Is Remote Work Here to Stay?

Is Remote Work Here to Stay?

Wandering Nomads and the Digital Oasis

Centuries ago, when desert nomads journeyed to search for water and sustenance, they followed the celestial compass and traveled vast distances to reach a promised oasis. Just as these wanderers sought respite and abundance, in our modern digital landscape, Zoom became the oasis where weary travelers (read: professionals) sought connection and sustenance in the face of a world-shifting pandemic.

Navigating the New Digital Desert

In the early days of the pandemic, companies hastily tried to establish a virtual presence, much like how ancient explorers would set up makeshift tents in uncharted territories. Zoom integration became the tent peg for many, holding firm the fabric of corporate interactions. Within its confines, business presentations flowed as seamlessly as campfire stories of old. Yet as the novelty of the situation wore off, the broader implications began to emerge. If Zoom was the canvas that sheltered companies in the storm, remote work was the evolving landscape underneath.

A Balance of Power: The Modern Oasis Negotiation

The crisis laid bare a unique scenario. For perhaps the first time in the modern working era, employees found themselves in the position of the nomad, possessing the ability to negotiate the terms of their journey. The power dynamics between employers and employees shifted as workers realized that they could be productive, if not more so, outside the confines of a traditional office. Job seekers and existing employees began to prioritize remote work, often placing it above salary increments.
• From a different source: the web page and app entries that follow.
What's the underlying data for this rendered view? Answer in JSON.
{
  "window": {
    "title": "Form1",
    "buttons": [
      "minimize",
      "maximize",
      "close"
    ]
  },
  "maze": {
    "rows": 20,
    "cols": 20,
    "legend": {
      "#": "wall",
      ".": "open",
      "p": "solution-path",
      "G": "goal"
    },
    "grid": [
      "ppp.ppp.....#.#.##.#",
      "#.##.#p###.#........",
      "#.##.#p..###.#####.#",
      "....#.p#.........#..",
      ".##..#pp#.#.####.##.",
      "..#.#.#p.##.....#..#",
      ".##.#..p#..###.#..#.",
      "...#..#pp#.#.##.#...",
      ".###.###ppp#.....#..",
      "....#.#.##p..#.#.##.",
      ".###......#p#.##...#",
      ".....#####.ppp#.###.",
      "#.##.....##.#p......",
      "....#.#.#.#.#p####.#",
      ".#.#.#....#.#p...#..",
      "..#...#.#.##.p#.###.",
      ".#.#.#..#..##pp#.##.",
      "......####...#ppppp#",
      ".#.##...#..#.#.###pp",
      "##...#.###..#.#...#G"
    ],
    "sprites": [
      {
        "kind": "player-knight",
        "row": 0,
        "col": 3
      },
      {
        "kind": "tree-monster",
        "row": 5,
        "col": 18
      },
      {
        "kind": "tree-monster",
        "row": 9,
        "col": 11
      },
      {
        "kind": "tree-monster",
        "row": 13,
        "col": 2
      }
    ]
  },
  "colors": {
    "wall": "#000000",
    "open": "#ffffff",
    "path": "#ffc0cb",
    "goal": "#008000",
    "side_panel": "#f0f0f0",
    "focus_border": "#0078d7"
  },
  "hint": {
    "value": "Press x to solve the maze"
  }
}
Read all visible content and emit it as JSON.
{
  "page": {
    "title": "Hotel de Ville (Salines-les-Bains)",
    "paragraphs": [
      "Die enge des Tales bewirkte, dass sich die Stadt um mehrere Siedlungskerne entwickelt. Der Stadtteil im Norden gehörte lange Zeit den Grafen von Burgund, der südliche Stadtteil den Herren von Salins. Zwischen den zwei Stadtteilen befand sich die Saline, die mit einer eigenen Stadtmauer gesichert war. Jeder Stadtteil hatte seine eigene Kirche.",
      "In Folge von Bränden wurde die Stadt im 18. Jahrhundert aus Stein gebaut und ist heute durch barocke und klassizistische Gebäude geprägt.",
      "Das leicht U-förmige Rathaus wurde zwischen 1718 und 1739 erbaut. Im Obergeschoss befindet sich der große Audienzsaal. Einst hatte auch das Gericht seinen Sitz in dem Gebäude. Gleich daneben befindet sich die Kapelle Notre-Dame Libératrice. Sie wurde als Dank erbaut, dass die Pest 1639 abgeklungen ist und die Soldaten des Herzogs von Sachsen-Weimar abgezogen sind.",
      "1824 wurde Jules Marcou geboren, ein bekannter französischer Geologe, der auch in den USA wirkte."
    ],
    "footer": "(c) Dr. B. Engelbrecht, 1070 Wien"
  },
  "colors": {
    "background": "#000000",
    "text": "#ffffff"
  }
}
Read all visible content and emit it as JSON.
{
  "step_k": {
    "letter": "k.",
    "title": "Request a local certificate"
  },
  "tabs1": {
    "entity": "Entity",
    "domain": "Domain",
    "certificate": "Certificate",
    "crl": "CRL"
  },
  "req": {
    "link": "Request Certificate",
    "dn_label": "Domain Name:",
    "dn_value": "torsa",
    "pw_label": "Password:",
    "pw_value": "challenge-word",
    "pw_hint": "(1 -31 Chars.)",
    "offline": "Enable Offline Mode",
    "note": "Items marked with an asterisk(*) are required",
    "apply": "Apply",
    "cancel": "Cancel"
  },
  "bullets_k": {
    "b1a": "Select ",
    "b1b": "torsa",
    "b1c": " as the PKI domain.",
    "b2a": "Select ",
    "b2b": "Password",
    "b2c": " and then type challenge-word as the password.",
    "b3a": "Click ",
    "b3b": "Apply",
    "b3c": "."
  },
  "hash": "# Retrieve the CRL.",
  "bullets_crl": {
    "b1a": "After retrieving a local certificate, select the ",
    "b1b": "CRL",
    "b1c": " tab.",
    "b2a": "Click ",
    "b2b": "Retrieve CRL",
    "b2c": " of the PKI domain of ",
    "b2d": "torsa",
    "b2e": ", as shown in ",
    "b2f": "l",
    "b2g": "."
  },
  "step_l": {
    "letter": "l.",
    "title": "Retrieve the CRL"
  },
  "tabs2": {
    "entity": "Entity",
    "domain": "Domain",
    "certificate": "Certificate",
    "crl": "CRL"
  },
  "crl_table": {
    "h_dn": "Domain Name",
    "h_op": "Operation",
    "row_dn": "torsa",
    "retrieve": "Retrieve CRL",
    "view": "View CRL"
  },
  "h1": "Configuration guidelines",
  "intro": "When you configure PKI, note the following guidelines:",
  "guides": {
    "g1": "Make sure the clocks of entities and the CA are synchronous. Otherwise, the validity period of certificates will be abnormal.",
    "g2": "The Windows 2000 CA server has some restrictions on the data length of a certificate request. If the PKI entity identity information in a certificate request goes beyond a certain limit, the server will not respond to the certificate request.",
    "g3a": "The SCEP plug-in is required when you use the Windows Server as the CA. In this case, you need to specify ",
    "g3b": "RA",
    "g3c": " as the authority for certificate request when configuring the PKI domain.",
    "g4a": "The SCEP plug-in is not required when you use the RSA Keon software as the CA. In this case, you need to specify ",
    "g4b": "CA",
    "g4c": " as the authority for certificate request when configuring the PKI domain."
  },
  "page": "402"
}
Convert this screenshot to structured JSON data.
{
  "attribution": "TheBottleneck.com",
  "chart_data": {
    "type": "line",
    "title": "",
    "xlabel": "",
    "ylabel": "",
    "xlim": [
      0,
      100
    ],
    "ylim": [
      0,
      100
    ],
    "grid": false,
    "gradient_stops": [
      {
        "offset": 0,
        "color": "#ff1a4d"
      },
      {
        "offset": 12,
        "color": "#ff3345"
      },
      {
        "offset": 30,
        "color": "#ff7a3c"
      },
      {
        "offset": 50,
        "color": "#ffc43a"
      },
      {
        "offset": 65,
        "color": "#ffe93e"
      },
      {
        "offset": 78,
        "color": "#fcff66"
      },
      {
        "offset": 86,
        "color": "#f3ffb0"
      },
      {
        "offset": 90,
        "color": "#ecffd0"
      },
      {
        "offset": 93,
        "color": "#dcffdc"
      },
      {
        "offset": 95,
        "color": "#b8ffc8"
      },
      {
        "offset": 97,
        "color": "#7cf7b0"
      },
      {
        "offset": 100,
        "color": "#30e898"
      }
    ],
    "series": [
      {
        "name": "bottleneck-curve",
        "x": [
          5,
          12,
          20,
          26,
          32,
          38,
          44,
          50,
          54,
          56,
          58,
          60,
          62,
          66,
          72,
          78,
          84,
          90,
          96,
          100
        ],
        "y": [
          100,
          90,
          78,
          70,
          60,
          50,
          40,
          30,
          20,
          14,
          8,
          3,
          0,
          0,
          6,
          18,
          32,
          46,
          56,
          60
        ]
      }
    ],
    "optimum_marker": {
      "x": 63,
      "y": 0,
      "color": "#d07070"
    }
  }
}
However, as the dust settled and companies recalibrated, a more nuanced landscape emerged. Are employers beginning to regain the upper hand in negotiations with employees and job seekers? The thirst for a remote oasis is still strong among professionals, but the path is no longer as uncharted as it once was.

The Economics of the Oasis: Pay vs. Place

It's a tale as old as time: the eternal tug of war between employer and employee. While pay remains a critical factor in the negotiation matrix, a new variable has firmly established itself: the work location. Employers now weigh the pros and cons of having a remote workforce versus the advantages of in-person collaboration. However, employees too have had a taste of the oasis and aren't too keen on returning to the old ways.

Consider the hypothetical example of "TechTitan Corp." Initially, during the pandemic's outbreak, they hurriedly transitioned to full remote work. Yet, as the months progressed, they realized that while some roles thrived in a virtual environment, others suffered from a lack of in-person collaboration. TechTitan had to reevaluate their stance.

Now, as they negotiate with potential hires or existing employees, the location of work becomes a bargaining chip. Can a lower salary be offset by the freedom to work from anywhere? Or will the allure of a higher paycheck lure employees back into the office? For those not looking for full-time work, remote part-time jobs can also be an option. This can offer additional flexibility when a better work-life balance is required.

Zooming Out: The Bigger Picture

While Zoom integration was initially a quick-fix solution, its widespread adoption paints a larger picture of our evolving work culture. It's more than just video calls; it's a testament to human adaptability and our quest to find an oasis, no matter the desert we find ourselves in.

As businesses continue to evolve and adapt, remote work is likely to remain a significant part of the professional landscape. However, it may not always hold the same allure or power dynamic it once did. Like the nomads who eventually settled and built civilizations, we too will find a balance between the call of the unknown and the comforts of home.

Conclusion: A New Horizon, But Not Uncharted

The future of remote work remains uncertain. It's a dynamic terrain, with employers and employees both trying to find their footing. While it might not be the dominating force it once was during the pandemic's peak, it won't disappear into the annals of history either. Like the nomads and their oases, businesses and employees will continue their dance, striving for a balance that quenches their thirst while also fueling their journey ahead.